Armed with the 5th pick in this year's NHL Entry Draft, the Blue Jackets aren't trying to fill a positional need with it.
If they did, they'd be taking a huge leap by making one of two assumptions. The first is that the player is NHL-ready or will be NHL-ready very shortly. The second is that the Blue Jackets' positional need will still be the same in four or five years when the player is ready to make the jump to the NHL.
With that in mind, Jarmo Kekalainen told Bob McElligott that the club's strategy will be to take the overall best player available, due to the factors mentioned above.
"We'll put our order together here in the upcoming meetings, and I think we'll have a pretty good idea that it's gonna be one of these two or three players that's gonna slip to five...whoever the best one and the highest one left available for us at five, we'll pick," said Kekalainen. "We always talk about it. We take the best player available in our minds. We're not doing it on need or position. I think it's dangerous to do that because the needs can change so quickly, and once these players are ready, it could be four or five years and the needs could be completely different than they are right now. Best player available, that's the strategy, and that still holds."
Sure, the Blue Jackets have holes at center, and defensively they're a little thin. But assuming that will be the case in four to five years, and drafting accordingly with that, would not be the organization's best course. There are excellent options in this draft at both forward and defense, so no matter what route they go, they should be able to find someone who will make an impact down the road.
However, it's been tough for the Blue Jackets, and every other team, to scout players overseas due to the COVID-19 pandemic.
"It's just the amount of video that we have to do and lack of live viewing," said Kekalainen. "Ontario Hockey League didn't play at all, all year, so we're based on the underage reports from the years before...it will be a challenge, there's no question about it. We don't get to do in-person interviews, where we get a little bit of a feel, put a face to the name, and get to know the person a little bit. We're doing it by Zoom, like everybody else. It's very different. It's challenging, but it's doable. We've been at it all year. We've been watching a lot of video, a lot of repetition, we got it all. We have all of the footage on each of the players that we're considering. Putting them in the right order is a challenge as it is when times are normal. It's even more of a challenge now."

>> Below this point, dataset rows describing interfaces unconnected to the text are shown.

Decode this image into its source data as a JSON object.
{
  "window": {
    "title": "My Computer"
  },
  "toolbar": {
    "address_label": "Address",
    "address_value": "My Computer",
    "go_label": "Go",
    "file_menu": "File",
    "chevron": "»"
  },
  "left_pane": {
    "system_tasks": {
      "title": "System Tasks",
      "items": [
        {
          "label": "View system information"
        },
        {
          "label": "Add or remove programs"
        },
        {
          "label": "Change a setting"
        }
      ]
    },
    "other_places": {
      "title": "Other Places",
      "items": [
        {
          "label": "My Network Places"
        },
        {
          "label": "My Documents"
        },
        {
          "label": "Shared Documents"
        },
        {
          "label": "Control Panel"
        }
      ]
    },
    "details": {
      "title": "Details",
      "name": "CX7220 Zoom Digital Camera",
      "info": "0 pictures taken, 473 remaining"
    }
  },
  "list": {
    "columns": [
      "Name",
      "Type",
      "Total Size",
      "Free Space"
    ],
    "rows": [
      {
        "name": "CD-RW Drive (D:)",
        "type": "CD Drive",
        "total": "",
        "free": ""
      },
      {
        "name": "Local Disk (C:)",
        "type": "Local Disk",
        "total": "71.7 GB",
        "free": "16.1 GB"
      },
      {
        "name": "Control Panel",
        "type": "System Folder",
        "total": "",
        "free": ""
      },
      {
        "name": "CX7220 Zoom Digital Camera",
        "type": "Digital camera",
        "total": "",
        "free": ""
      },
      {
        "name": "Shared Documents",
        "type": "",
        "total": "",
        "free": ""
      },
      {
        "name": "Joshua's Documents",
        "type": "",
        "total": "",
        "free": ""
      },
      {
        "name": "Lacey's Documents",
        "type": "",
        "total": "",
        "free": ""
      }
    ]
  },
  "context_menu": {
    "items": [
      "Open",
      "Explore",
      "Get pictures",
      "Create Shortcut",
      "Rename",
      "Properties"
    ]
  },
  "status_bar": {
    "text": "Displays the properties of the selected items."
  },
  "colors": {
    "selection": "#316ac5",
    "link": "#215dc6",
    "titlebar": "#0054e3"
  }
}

Normally, the Blue Jackets can send scouts to evaluate prospects in-person, but they're having to rely on video as they make their draft rankings, as is every other NHL team. This could make for a very even draft throughout, as there may be more late-round surprises than in other years, due to the difficulty of scouting during a pandemic.
The Blue Jackets will pick fifth this year, but they also have two other first-round picks acquired from the Maple Leafs and Lightning. They dealt their 2021 second-rounder to the Senators in the Ryan Dzingel deal. They'll pick once in the third, once in the fourth, twice in the fifth after acquiring a fifth-rounder in exchange for Ryan Murray, once in the sixth, and once in the seventh.